> [The task] Retyping the records exactly, down to the last line, is the whole job.

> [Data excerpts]
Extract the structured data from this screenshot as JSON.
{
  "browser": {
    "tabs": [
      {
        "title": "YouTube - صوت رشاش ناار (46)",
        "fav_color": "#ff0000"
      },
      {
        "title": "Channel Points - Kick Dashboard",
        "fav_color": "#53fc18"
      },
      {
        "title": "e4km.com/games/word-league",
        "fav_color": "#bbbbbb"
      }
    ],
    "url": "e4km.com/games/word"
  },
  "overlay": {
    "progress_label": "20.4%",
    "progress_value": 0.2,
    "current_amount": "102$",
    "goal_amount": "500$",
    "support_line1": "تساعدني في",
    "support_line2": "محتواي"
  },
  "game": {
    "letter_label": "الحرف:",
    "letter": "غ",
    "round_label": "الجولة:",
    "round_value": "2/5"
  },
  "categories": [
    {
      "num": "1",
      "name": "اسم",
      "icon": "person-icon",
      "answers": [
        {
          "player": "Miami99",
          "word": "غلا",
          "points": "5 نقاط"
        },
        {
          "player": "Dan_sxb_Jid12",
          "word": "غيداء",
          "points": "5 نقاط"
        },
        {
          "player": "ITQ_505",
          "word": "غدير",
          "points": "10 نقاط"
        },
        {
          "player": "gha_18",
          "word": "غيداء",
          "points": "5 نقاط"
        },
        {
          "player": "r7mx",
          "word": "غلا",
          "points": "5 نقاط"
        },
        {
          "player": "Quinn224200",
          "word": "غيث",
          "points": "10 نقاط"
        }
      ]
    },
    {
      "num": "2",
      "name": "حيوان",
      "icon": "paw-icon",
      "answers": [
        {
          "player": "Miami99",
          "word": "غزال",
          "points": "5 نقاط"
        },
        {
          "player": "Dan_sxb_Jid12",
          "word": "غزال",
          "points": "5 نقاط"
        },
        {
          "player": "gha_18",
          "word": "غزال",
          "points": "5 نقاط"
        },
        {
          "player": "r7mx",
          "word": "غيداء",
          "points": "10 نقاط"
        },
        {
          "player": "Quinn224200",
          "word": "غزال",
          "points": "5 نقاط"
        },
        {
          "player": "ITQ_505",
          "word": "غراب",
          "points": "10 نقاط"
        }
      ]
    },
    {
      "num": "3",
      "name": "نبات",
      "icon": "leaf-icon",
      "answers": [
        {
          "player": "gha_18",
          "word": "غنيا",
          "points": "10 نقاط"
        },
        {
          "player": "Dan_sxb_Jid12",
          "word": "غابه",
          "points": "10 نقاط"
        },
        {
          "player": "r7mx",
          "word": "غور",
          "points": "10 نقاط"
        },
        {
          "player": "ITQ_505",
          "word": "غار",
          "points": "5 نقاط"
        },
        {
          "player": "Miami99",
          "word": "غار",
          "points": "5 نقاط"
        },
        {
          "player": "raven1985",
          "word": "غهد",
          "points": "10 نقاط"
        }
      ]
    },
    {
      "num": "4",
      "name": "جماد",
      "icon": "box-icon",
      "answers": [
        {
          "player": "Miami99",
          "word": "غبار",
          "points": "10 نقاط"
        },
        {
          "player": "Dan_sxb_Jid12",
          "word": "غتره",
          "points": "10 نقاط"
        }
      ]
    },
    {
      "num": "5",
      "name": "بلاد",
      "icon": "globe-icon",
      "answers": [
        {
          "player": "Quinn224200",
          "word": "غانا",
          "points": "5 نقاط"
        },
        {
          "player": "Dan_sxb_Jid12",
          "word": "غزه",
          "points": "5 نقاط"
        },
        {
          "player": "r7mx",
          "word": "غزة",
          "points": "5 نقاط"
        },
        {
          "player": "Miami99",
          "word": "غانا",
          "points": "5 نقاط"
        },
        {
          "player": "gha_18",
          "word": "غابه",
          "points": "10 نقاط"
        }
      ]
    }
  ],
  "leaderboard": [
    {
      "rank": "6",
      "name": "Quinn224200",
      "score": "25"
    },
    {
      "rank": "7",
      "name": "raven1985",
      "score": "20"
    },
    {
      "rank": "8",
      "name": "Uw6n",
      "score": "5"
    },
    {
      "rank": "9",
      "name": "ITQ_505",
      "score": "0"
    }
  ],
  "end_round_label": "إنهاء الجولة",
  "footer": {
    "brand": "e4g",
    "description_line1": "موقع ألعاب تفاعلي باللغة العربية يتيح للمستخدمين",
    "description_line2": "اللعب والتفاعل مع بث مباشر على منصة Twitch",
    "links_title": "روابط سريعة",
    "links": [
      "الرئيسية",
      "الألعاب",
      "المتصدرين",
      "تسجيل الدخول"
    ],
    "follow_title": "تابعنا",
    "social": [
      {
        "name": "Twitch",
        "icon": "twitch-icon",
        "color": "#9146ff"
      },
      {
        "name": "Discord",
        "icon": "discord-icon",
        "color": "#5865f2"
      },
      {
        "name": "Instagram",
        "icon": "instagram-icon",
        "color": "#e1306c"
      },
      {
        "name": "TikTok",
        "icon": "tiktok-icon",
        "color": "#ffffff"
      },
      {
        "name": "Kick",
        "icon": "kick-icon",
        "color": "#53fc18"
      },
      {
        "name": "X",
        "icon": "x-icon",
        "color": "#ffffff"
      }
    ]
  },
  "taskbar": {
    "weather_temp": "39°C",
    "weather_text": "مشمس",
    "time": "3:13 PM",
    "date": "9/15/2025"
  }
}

> [Solution for this exercise]
Extract the structured data from this screenshot as JSON.
{
  "browser": {
    "tabs": [
      {
        "title": "YouTube - صوت رشاش ناار (46)",
        "fav_color": "#ff0000"
      },
      {
        "title": "Channel Points - Kick Dashboard",
        "fav_color": "#53fc18"
      },
      {
        "title": "e4km.com/games/word-league",
        "fav_color": "#bbbbbb"
      }
    ],
    "url": "e4km.com/games/word"
  },
  "overlay": {
    "progress_label": "20.4%",
    "progress_value": 0.2,
    "current_amount": "102$",
    "goal_amount": "500$",
    "support_line1": "تساعدني في",
    "support_line2": "محتواي"
  },
  "game": {
    "letter_label": "الحرف:",
    "letter": "غ",
    "round_label": "الجولة:",
    "round_value": "2/5"
  },
  "categories": [
    {
      "num": "1",
      "name": "اسم",
      "icon": "person-icon",
      "answers": [
        {
          "player": "Miami99",
          "word": "غلا",
          "points": "5 نقاط"
        },
        {
          "player": "Dan_sxb_Jid12",
          "word": "غيداء",
          "points": "5 نقاط"
        },
        {
          "player": "ITQ_505",
          "word": "غدير",
          "points": "10 نقاط"
        },
        {
          "player": "gha_18",
          "word": "غيداء",
          "points": "5 نقاط"
        },
        {
          "player": "r7mx",
          "word": "غلا",
          "points": "5 نقاط"
        },
        {
          "player": "Quinn224200",
          "word": "غيث",
          "points": "10 نقاط"
        }
      ]
    },
    {
      "num": "2",
      "name": "حيوان",
      "icon": "paw-icon",
      "answers": [
        {
          "player": "Miami99",
          "word": "غزال",
          "points": "5 نقاط"
        },
        {
          "player": "Dan_sxb_Jid12",
          "word": "غزال",
          "points": "5 نقاط"
        },
        {
          "player": "gha_18",
          "word": "غزال",
          "points": "5 نقاط"
        },
        {
          "player": "r7mx",
          "word": "غيداء",
          "points": "10 نقاط"
        },
        {
          "player": "Quinn224200",
          "word": "غزال",
          "points": "5 نقاط"
        },
        {
          "player": "ITQ_505",
          "word": "غراب",
          "points": "10 نقاط"
        }
      ]
    },
    {
      "num": "3",
      "name": "نبات",
      "icon": "leaf-icon",
      "answers": [
        {
          "player": "gha_18",
          "word": "غنيا",
          "points": "10 نقاط"
        },
        {
          "player": "Dan_sxb_Jid12",
          "word": "غابه",
          "points": "10 نقاط"
        },
        {
          "player": "r7mx",
          "word": "غور",
          "points": "10 نقاط"
        },
        {
          "player": "ITQ_505",
          "word": "غار",
          "points": "5 نقاط"
        },
        {
          "player": "Miami99",
          "word": "غار",
          "points": "5 نقاط"
        },
        {
          "player": "raven1985",
          "word": "غهد",
          "points": "10 نقاط"
        }
      ]
    },
    {
      "num": "4",
      "name": "جماد",
      "icon": "box-icon",
      "answers": [
        {
          "player": "Miami99",
          "word": "غبار",
          "points": "10 نقاط"
        },
        {
          "player": "Dan_sxb_Jid12",
          "word": "غتره",
          "points": "10 نقاط"
        }
      ]
    },
    {
      "num": "5",
      "name": "بلاد",
      "icon": "globe-icon",
      "answers": [
        {
          "player": "Quinn224200",
          "word": "غانا",
          "points": "5 نقاط"
        },
        {
          "player": "Dan_sxb_Jid12",
          "word": "غزه",
          "points": "5 نقاط"
        },
        {
          "player": "r7mx",
          "word": "غزة",
          "points": "5 نقاط"
        },
        {
          "player": "Miami99",
          "word": "غانا",
          "points": "5 نقاط"
        },
        {
          "player": "gha_18",
          "word": "غابه",
          "points": "10 نقاط"
        }
      ]
    }
  ],
  "leaderboard": [
    {
      "rank": "6",
      "name": "Quinn224200",
      "score": "25"
    },
    {
      "rank": "7",
      "name": "raven1985",
      "score": "20"
    },
    {
      "rank": "8",
      "name": "Uw6n",
      "score": "5"
    },
    {
      "rank": "9",
      "name": "ITQ_505",
      "score": "0"
    }
  ],
  "end_round_label": "إنهاء الجولة",
  "footer": {
    "brand": "e4g",
    "description_line1": "موقع ألعاب تفاعلي باللغة العربية يتيح للمستخدمين",
    "description_line2": "اللعب والتفاعل مع بث مباشر على منصة Twitch",
    "links_title": "روابط سريعة",
    "links": [
      "الرئيسية",
      "الألعاب",
      "المتصدرين",
      "تسجيل الدخول"
    ],
    "follow_title": "تابعنا",
    "social": [
      {
        "name": "Twitch",
        "icon": "twitch-icon",
        "color": "#9146ff"
      },
      {
        "name": "Discord",
        "icon": "discord-icon",
        "color": "#5865f2"
      },
      {
        "name": "Instagram",
        "icon": "instagram-icon",
        "color": "#e1306c"
      },
      {
        "name": "TikTok",
        "icon": "tiktok-icon",
        "color": "#ffffff"
      },
      {
        "name": "Kick",
        "icon": "kick-icon",
        "color": "#53fc18"
      },
      {
        "name": "X",
        "icon": "x-icon",
        "color": "#ffffff"
      }
    ]
  },
  "taskbar": {
    "weather_temp": "39°C",
    "weather_text": "مشمس",
    "time": "3:13 PM",
    "date": "9/15/2025"
  }
}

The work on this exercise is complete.